~Hainanese Bombe Alaska~ image copyright Kris Lee 2012
Considered the mother of all desserts, ‘Bombe Alaska’, an ice-cream cake covered with an igloo of meringue emerging from an oven found its way into the hearts of Penangites through Hainan Cookboys. Hainanese were seamen from China but locally, they became favored cooks of our colonial masters because of their skill in conjuring up many western recipes with a peculiar twist and taste of its own, the result of having to imagine the descriptions of their bosses who speaks in a language they could hardly understand. When the British ceded control of then Malaya, many of these Hainan Cook Boys as they were called became chefs of their own restaurants serving delectable delicacies they use to serve their masters with like Choon Pneah, Asam Heh, Roti Babi, Barsteaks and Macaroni Pie to name but a few but as all popular recipes would, their own style of Bombe Alaska became one of the first that faded into oblivion until a revival of interest came right after Georgetown was accorded a UNESCO Heritage status. Today, some restaurants are competing for customers serving their own concoction of Bombe Alaska as a recipe proud of its origin. The fact is, it is a real show stopper to see it being served flambed and every time it emerges from the kitchen, it never fail to garner curious onlookers.
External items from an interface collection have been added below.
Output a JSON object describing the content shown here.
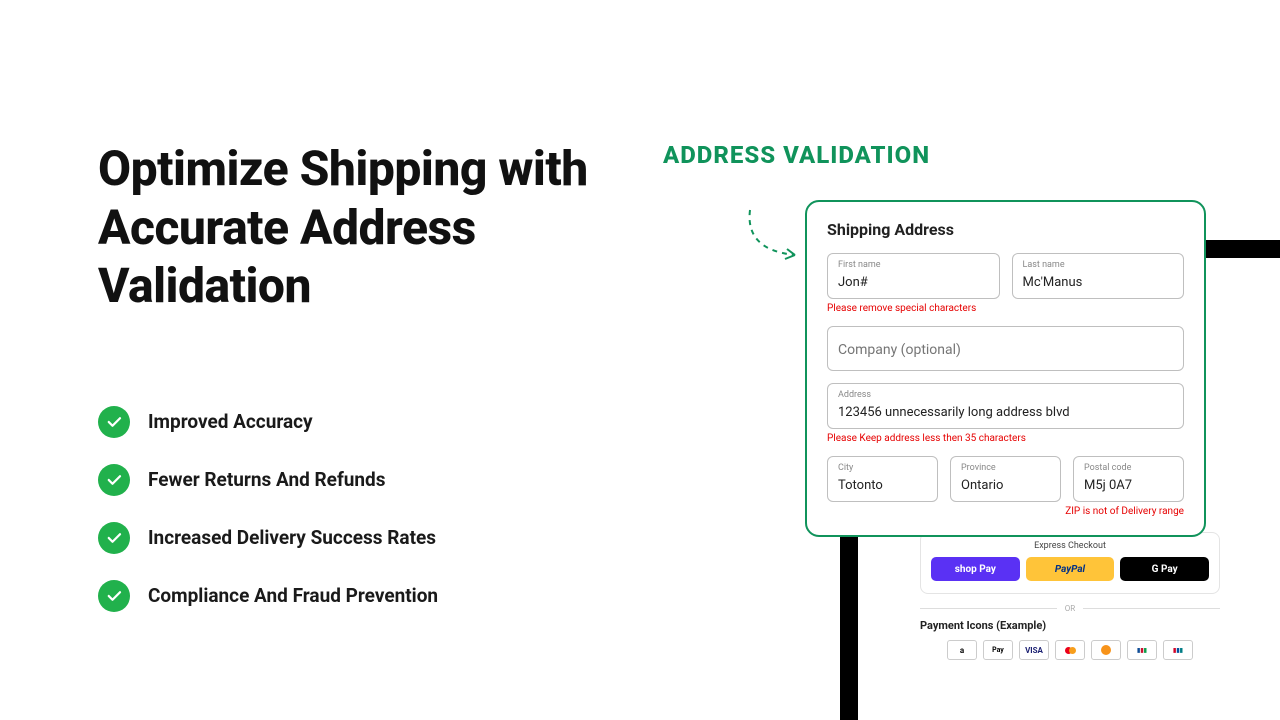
{
  "headline": "Optimize Shipping with Accurate Address Validation",
  "benefits": [
    "Improved Accuracy",
    "Fewer Returns And Refunds",
    "Increased Delivery Success Rates",
    "Compliance And Fraud Prevention"
  ],
  "callout": "ADDRESS VALIDATION",
  "card": {
    "title": "Shipping Address",
    "first_name": {
      "label": "First name",
      "value": "Jon#",
      "error": "Please remove special characters"
    },
    "last_name": {
      "label": "Last name",
      "value": "Mc'Manus"
    },
    "company": {
      "placeholder": "Company (optional)",
      "value": ""
    },
    "address": {
      "label": "Address",
      "value": "123456 unnecessarily long address blvd",
      "error": "Please Keep address less then 35 characters"
    },
    "city": {
      "label": "City",
      "value": "Totonto"
    },
    "province": {
      "label": "Province",
      "value": "Ontario"
    },
    "postal": {
      "label": "Postal code",
      "value": "M5j 0A7",
      "error": "ZIP is not of Delivery range"
    }
  },
  "checkout": {
    "express_label": "Express Checkout",
    "buttons": {
      "shoppay": "shop Pay",
      "paypal": "PayPal",
      "gpay": "G Pay"
    },
    "or": "OR",
    "icons_title": "Payment Icons (Example)",
    "icons": [
      "a",
      "ApplePay",
      "VISA",
      "mastercard",
      "bitcoin",
      "JCB",
      "UnionPay"
    ]
  },
  "colors": {
    "accent": "#10935b",
    "check": "#21b14c",
    "error": "#e60000"
  }
}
Little did anyone know that this recipe was first whipped up to commemorate the United States purchase of Alaska in 1867. Picture taken at Yeng Keng Hotel, Chulia Street, Penang.